One of my biggest worries in reviewing this 1962 epic was that the cast is too big. There's no way I was gonna be able to get all those names tagged with a 200-character limit. Who stands out? Stewart i excellent as Linus Rawlings, Fonda is good in a quick part as Jethro Stuart, and Baker is very strong too. The best parts though are Debbie Reynolds as Lillith and George Peppard as Zeb, the two hearts of the family. One or both is in every segment, the audience seeing them age, learn and adapt as America grows with them. Their scenes together in the Outlaws portion ring especially true. However you cut it though, just an impressive cast from top to bottom, one of the best ever assembled for a Hollywood film.

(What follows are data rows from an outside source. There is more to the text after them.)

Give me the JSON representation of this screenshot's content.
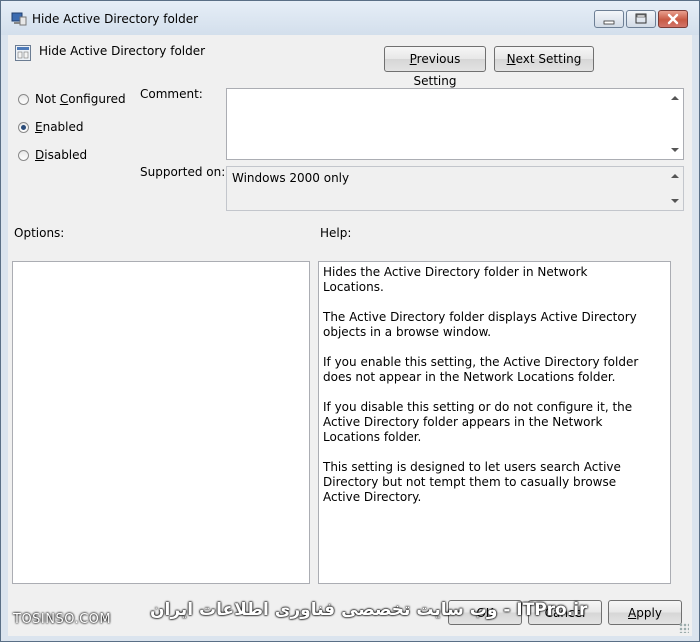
{
  "window": {
    "title": "Hide Active Directory folder",
    "icon": "policy-computer-icon",
    "controls": [
      "minimize-icon",
      "maximize-icon",
      "close-icon"
    ]
  },
  "header": {
    "policy_name": "Hide Active Directory folder",
    "previous_label_pre": "",
    "previous_label_key": "P",
    "previous_label_post": "revious Setting",
    "next_label_pre": "",
    "next_label_key": "N",
    "next_label_post": "ext Setting"
  },
  "state": {
    "options": [
      {
        "pre": "Not ",
        "key": "C",
        "post": "onfigured",
        "selected": false
      },
      {
        "pre": "",
        "key": "E",
        "post": "nabled",
        "selected": true
      },
      {
        "pre": "",
        "key": "D",
        "post": "isabled",
        "selected": false
      }
    ]
  },
  "comment": {
    "label": "Comment:",
    "value": ""
  },
  "supported": {
    "label": "Supported on:",
    "value": "Windows 2000 only"
  },
  "options_panel": {
    "label": "Options:"
  },
  "help_panel": {
    "label": "Help:",
    "paragraphs": [
      "Hides the Active Directory folder in Network Locations.",
      "The Active Directory folder displays Active Directory objects in a browse window.",
      "If you enable this setting, the Active Directory folder does not appear in the Network Locations folder.",
      "If you disable this setting or do not configure it, the Active Directory folder appears in the Network Locations folder.",
      "This setting is designed to let users search Active Directory but not tempt them to casually browse Active Directory."
    ]
  },
  "footer": {
    "ok_label": "OK",
    "cancel_label": "Cancel",
    "apply_pre": "",
    "apply_key": "A",
    "apply_post": "pply"
  },
  "watermark": {
    "left": "TOSINSO.COM",
    "right": "ITPro.ir - وب سایت تخصصی فناوری اطلاعات ایران"
  }
}
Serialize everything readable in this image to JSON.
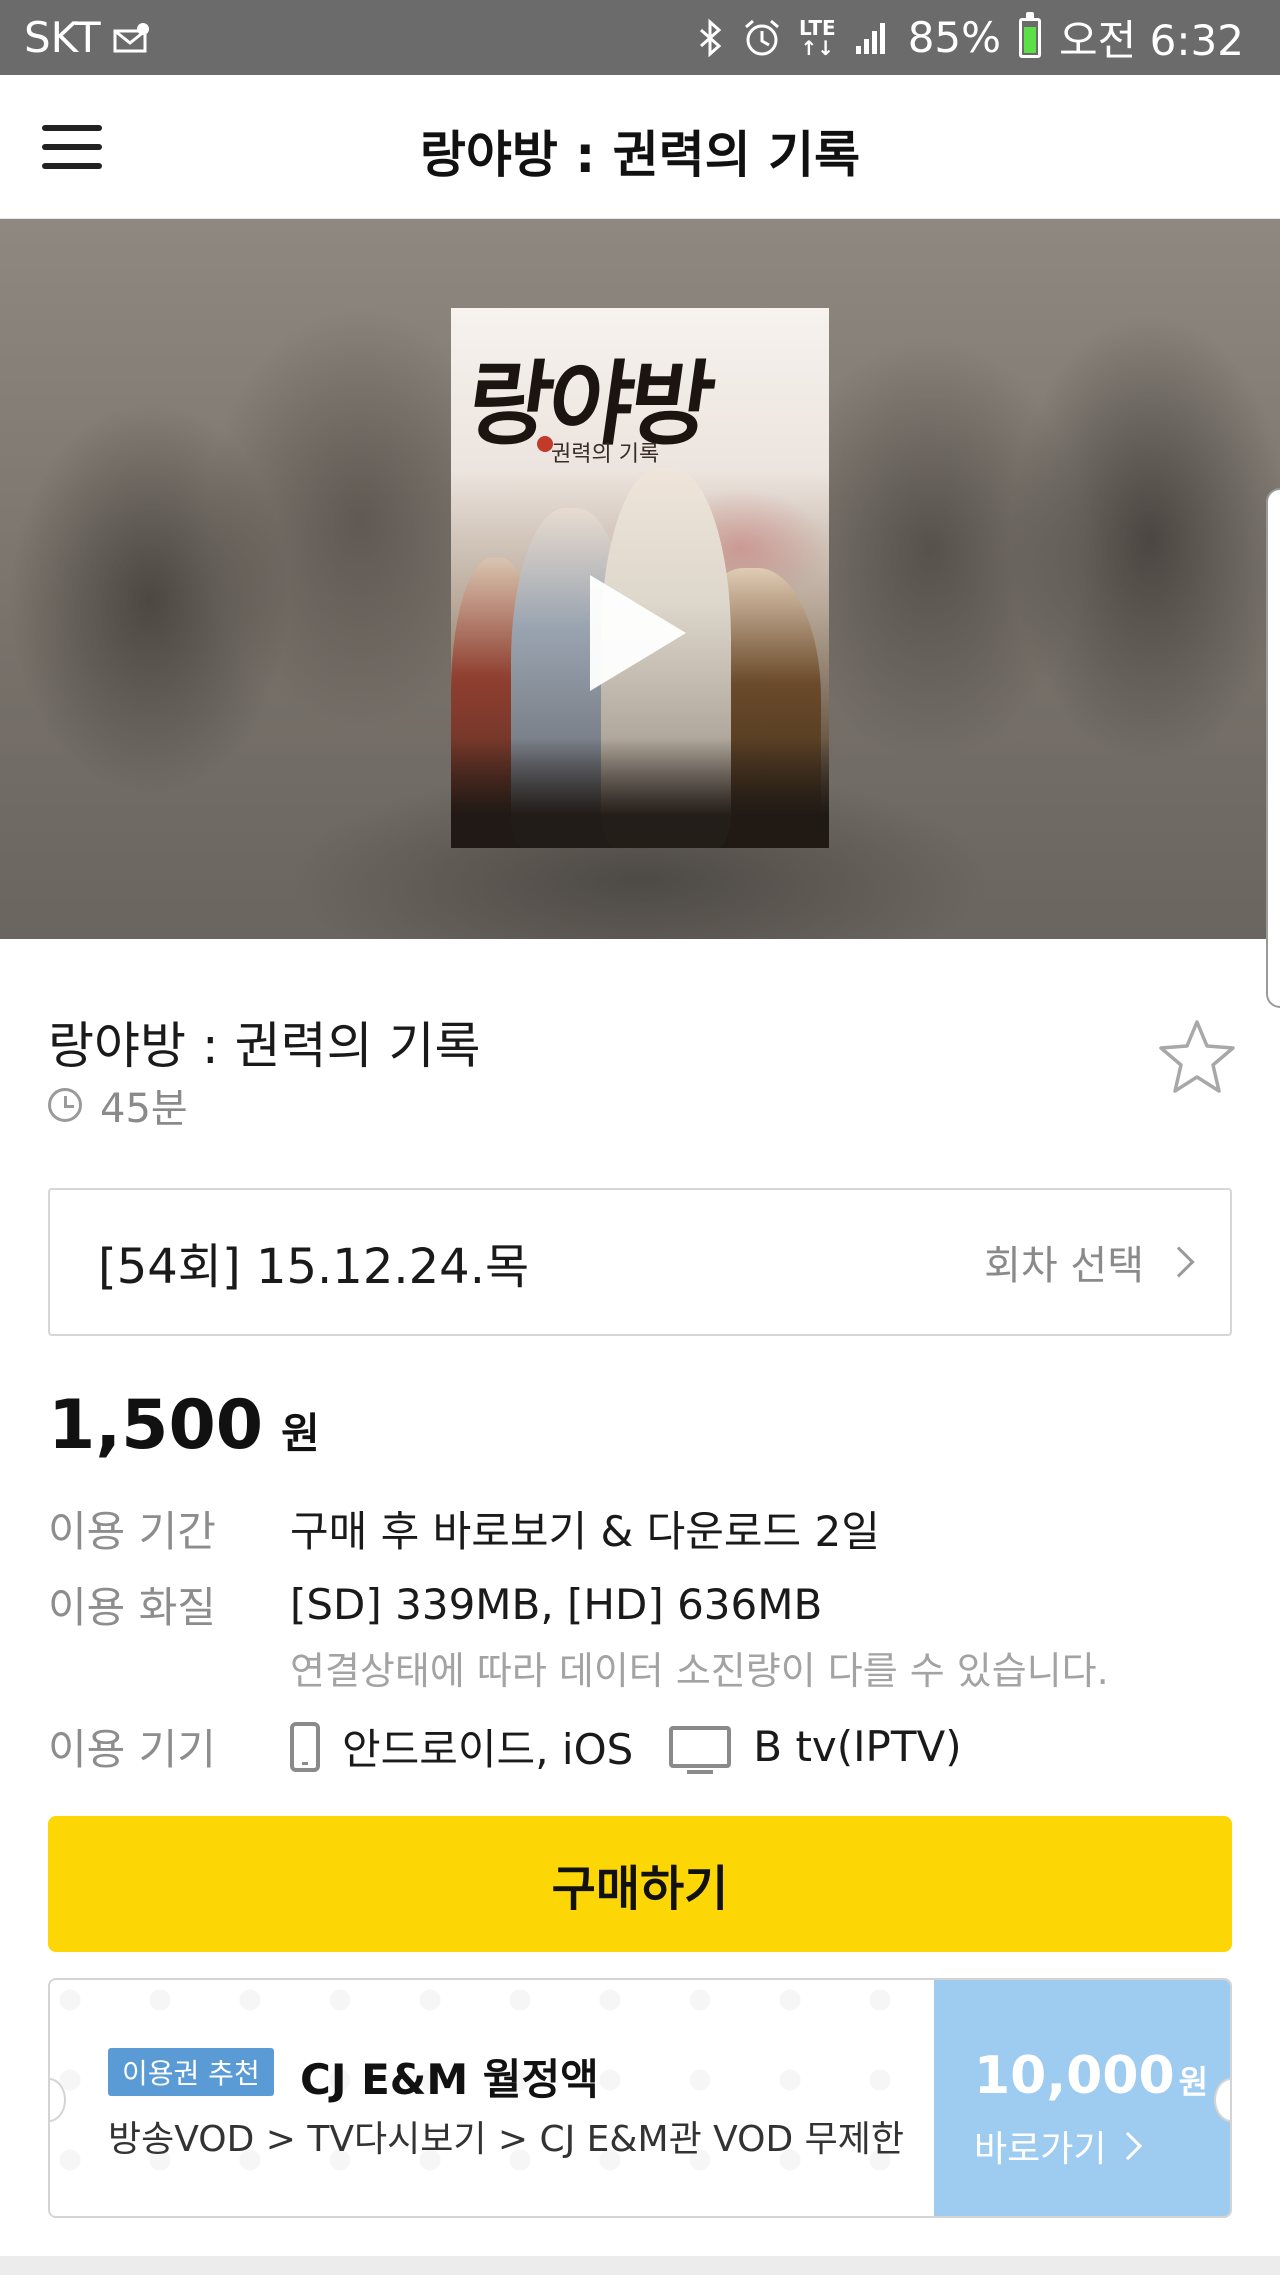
{
  "status_bar": {
    "carrier": "SKT",
    "network": "LTE",
    "battery": "85%",
    "time": "오전 6:32",
    "battery_color": "#5ce04a"
  },
  "header": {
    "title": "랑야방 : 권력의 기록",
    "menu_icon": "hamburger-menu-icon"
  },
  "hero": {
    "poster_logo": "랑야방",
    "poster_subtitle": "권력의 기록",
    "play_icon": "play-icon"
  },
  "content": {
    "title": "랑야방 : 권력의 기록",
    "duration": "45분",
    "favorite_icon": "star-outline-icon"
  },
  "episode": {
    "label": "[54회] 15.12.24.목",
    "action_label": "회차 선택"
  },
  "price": {
    "value": "1,500",
    "unit": "원"
  },
  "specs": {
    "period_label": "이용 기간",
    "period_value": "구매 후 바로보기 & 다운로드 2일",
    "quality_label": "이용 화질",
    "quality_value": "[SD] 339MB, [HD] 636MB",
    "quality_note": "연결상태에 따라 데이터 소진량이 다를 수 있습니다.",
    "device_label": "이용 기기",
    "device_mobile": "안드로이드, iOS",
    "device_tv": "B tv(IPTV)"
  },
  "buy_button": {
    "label": "구매하기",
    "color": "#fdd605"
  },
  "promo": {
    "badge": "이용권 추천",
    "title": "CJ E&M 월정액",
    "path": "방송VOD > TV다시보기 > CJ E&M관 VOD 무제한",
    "price_value": "10,000",
    "price_unit": "원",
    "go_label": "바로가기",
    "accent_color": "#9ecbf0",
    "badge_color": "#5a9bd6"
  }
}
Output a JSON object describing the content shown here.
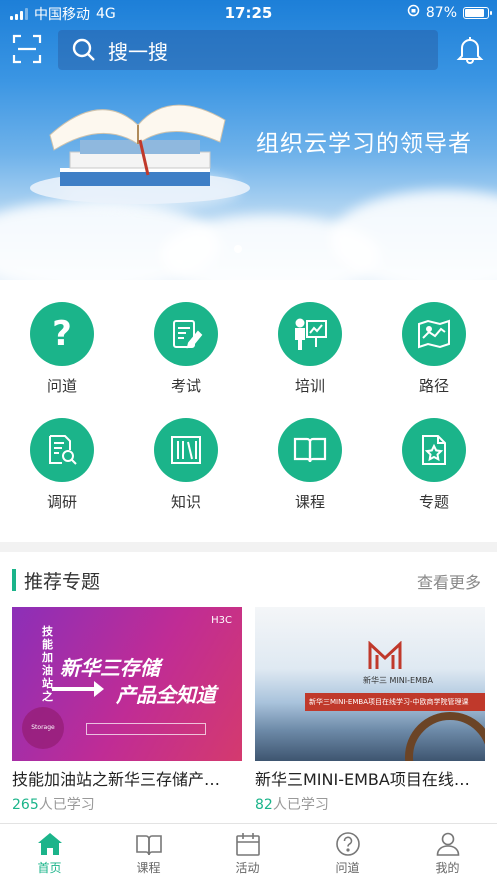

A doozy of a movie for what it's trying to accomplish. It falls short at times, but this is a movie worth watching for what it represents alone. This is a throwback film, a true epic that strives to be something great. If it doesn't live up those high hopes, so be it. The effort is admirable, a fascinating story of America growing up over an extremely turbulent portion of its history. Oh, and Debbie Reynolds singing A Home in the Meadow (listen HERE) is a truly beautiful song, a fitting one for the movie.
How the West Was Won (1962): ***/****